  6. Modesto, Leonor & Thomas, Jonathan P., 2000. "An Analysis of Labour Adjustment Costs in Unionized Economies," IZA Discussion Papers 225, Institute for the Study of Labor (IZA).
  7. Robert A. Amano & Tony S. Wirjanto, 1994. "The Dynamic Behaviour of Canadian Imports and the Linear-Quadratic Model: Evidence Based on the Euler Equation," Econometrics 9406002, EconWPA.
  8. Julio Carrillo & Patrick Fève & Julien Matheron, 2007. "Monetary Policy Inertia or Persistent Shocks: A DSGE Analysis," International Journal of Central Banking, International Journal of Central Banking, vol. 3(2), pages 1-38, June.
  9. Charles A. Fleischman, 1997. "The GMM parameter normalization puzzle," Finance and Economics Discussion Series 1997-43, Board of Governors of the Federal Reserve System (U.S.).
  10. Seckin, Aylin, 2001. "Consumption-leisure choice with habit formation," Economics Letters, Elsevier, vol. 70(1), pages 115-120, January.
  11. Fabio Canova, 2009. "Comment to "Weak instruments robust tests in GMM and the New Keynesian Phillips curve" by Frank Kleibergen and Sophocles Mavroeidis," Economics Working Papers 1159, Department of Economics and Business, Universitat Pompeu Fabra.
  12. David Card, 1988. "Unexpected Inflation, Real Wages, and Employment Determination in Union Contracts," Working Papers 612, Princeton University, Department of Economics, Industrial Relations Section..
  13. John Creedy & Alan Duncan, 2001. "Aggregating Labour Supply and Feedback Effects in Microsimulation," Melbourne Institute Working Paper Series wp2001n15, Melbourne Institute of Applied Economic and Social Research, The University of Melbourne.
  14. Kniesner, T.J. & Kimmel, J., 1993. "The Intertemporal-Substitution Hypothesis is Alive and Well ( But Hiding in the Data)," Papers 93-014, Indiana - Center for Econometric Model Research.
  15. Robert A. Amano, 1995. "Empirical Evidence on the Cost of Adjustment and Dynamic Labour Demand," Macroeconomics 9505001, EconWPA.

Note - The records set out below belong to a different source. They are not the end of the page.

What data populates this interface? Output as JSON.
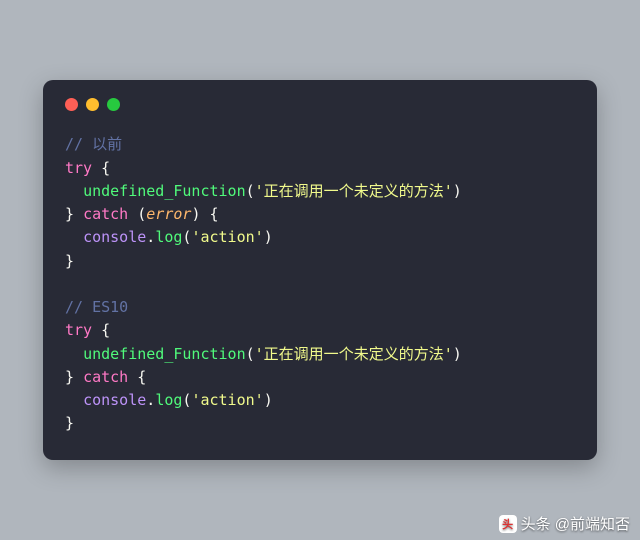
{
  "code": {
    "block1": {
      "comment": "// 以前",
      "line1_try": "try",
      "line1_brace": " {",
      "line2_indent": "  ",
      "line2_func": "undefined_Function",
      "line2_open": "(",
      "line2_str": "'正在调用一个未定义的方法'",
      "line2_close": ")",
      "line3_close": "} ",
      "line3_catch": "catch",
      "line3_open": " (",
      "line3_param": "error",
      "line3_brace": ") {",
      "line4_indent": "  ",
      "line4_obj": "console",
      "line4_dot": ".",
      "line4_method": "log",
      "line4_open": "(",
      "line4_str": "'action'",
      "line4_close": ")",
      "line5": "}"
    },
    "block2": {
      "comment": "// ES10",
      "line1_try": "try",
      "line1_brace": " {",
      "line2_indent": "  ",
      "line2_func": "undefined_Function",
      "line2_open": "(",
      "line2_str": "'正在调用一个未定义的方法'",
      "line2_close": ")",
      "line3_close": "} ",
      "line3_catch": "catch",
      "line3_brace": " {",
      "line4_indent": "  ",
      "line4_obj": "console",
      "line4_dot": ".",
      "line4_method": "log",
      "line4_open": "(",
      "line4_str": "'action'",
      "line4_close": ")",
      "line5": "}"
    }
  },
  "watermark": {
    "text": "头条 @前端知否"
  },
  "colors": {
    "bg": "#b0b6bd",
    "window": "#282a36"
  }
}
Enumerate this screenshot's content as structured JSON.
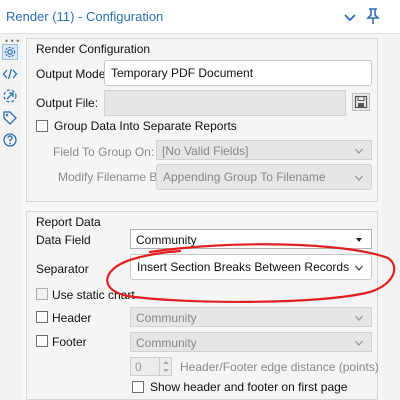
{
  "window": {
    "title": "Render (11) - Configuration"
  },
  "render_config": {
    "section_title": "Render Configuration",
    "output_mode_label": "Output Mode:",
    "output_mode_value": "Temporary PDF Document",
    "output_file_label": "Output File:",
    "output_file_value": "",
    "group_data_label": "Group Data Into Separate Reports",
    "group_data_checked": false,
    "field_to_group_label": "Field To Group On:",
    "field_to_group_value": "[No Valid Fields]",
    "modify_filename_label": "Modify Filename By:",
    "modify_filename_value": "Appending Group To Filename"
  },
  "report_data": {
    "section_title": "Report Data",
    "data_field_label": "Data Field",
    "data_field_value": "Community",
    "separator_label": "Separator",
    "separator_value": "Insert Section Breaks Between Records",
    "static_chart_label": "Use static chart",
    "static_chart_checked": false,
    "header_label": "Header",
    "header_checked": false,
    "header_value": "Community",
    "footer_label": "Footer",
    "footer_checked": false,
    "footer_value": "Community",
    "edge_distance_value": "0",
    "edge_distance_label": "Header/Footer edge distance (points)",
    "show_first_page_label": "Show header and footer on first page",
    "show_first_page_checked": false
  },
  "icons": {
    "left_strip": [
      "gear-icon",
      "code-icon",
      "arrow-circle-icon",
      "tag-icon",
      "help-icon"
    ],
    "title_bar": [
      "chevron-down-icon",
      "pin-icon"
    ],
    "annotation_color": "#e02020",
    "accent_color": "#2d6fb1"
  }
}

  16. Lex Borghans, 2000. "Wage Elasticities of the Supply of R & D Workers in the Netherlands," Econometric Society World Congress 2000 Contributed Papers 1175, Econometric Society.
  17. Nakajima, Tomoyuki, 2005. "A business cycle model with variable capacity utilization and demand disturbances," European Economic Review, Elsevier, vol. 49(5), pages 1331-1360, July.

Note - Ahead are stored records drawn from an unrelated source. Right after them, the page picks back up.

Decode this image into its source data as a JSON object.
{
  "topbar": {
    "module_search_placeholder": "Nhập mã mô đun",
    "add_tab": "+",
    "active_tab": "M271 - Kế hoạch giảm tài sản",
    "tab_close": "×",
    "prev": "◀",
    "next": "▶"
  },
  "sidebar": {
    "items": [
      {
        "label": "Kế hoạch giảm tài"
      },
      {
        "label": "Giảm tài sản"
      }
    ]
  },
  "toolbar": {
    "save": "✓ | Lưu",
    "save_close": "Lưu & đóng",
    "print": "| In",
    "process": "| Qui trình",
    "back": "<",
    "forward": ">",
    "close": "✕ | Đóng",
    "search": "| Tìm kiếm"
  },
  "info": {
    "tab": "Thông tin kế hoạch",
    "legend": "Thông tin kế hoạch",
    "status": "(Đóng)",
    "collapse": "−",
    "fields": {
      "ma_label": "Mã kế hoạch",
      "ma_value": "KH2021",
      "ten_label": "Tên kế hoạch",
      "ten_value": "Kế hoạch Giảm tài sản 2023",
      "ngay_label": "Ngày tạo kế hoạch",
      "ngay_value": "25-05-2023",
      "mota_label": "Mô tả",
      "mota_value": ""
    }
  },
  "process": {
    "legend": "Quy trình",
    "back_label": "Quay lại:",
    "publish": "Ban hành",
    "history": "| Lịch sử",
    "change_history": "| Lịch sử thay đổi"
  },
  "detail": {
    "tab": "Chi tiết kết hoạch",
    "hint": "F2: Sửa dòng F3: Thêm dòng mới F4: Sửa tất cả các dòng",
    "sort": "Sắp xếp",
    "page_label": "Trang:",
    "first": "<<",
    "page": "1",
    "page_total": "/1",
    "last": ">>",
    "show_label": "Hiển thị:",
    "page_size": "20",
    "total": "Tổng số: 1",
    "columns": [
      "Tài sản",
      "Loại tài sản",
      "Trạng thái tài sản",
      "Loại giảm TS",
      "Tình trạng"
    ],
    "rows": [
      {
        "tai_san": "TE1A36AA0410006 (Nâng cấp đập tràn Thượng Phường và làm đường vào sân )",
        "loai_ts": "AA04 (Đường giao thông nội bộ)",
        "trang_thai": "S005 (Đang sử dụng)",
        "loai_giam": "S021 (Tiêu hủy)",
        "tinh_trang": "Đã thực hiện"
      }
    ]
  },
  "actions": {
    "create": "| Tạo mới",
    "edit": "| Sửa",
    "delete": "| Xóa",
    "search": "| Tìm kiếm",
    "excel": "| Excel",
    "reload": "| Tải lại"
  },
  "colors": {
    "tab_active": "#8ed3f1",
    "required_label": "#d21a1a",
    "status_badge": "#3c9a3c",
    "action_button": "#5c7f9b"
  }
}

  18. Olivier J. Blanchard, 1986. "Empirical Structural Evidence On Wages, Prices and Employment in the US," Working papers 431, Massachusetts Institute of Technology (MIT), Department of Economics.
  19. Robert B. Barsky & Gary Solon, 1989. "Real Wages Over The Business Cycle," NBER Working Papers 2888, National Bureau of Economic Research, Inc.
  20. Gerwin Bell & Norikazu Tawara, 2009. "The Size of Government and U.S.-European Differences in Economic Performance," IMF Working Papers 09/92, International Monetary Fund.
  21. Kimmel, Jean & Kniesner, Thomas J., 1998. "New evidence on labor supply:: Employment versus hours elasticities by sex and marital status," Journal of Monetary Economics, Elsevier, vol. 42(2), pages 289-301, July.
This information is provided to you by IDEAS at the Research Division of the Federal Reserve Bank of St. Louis using RePEc data.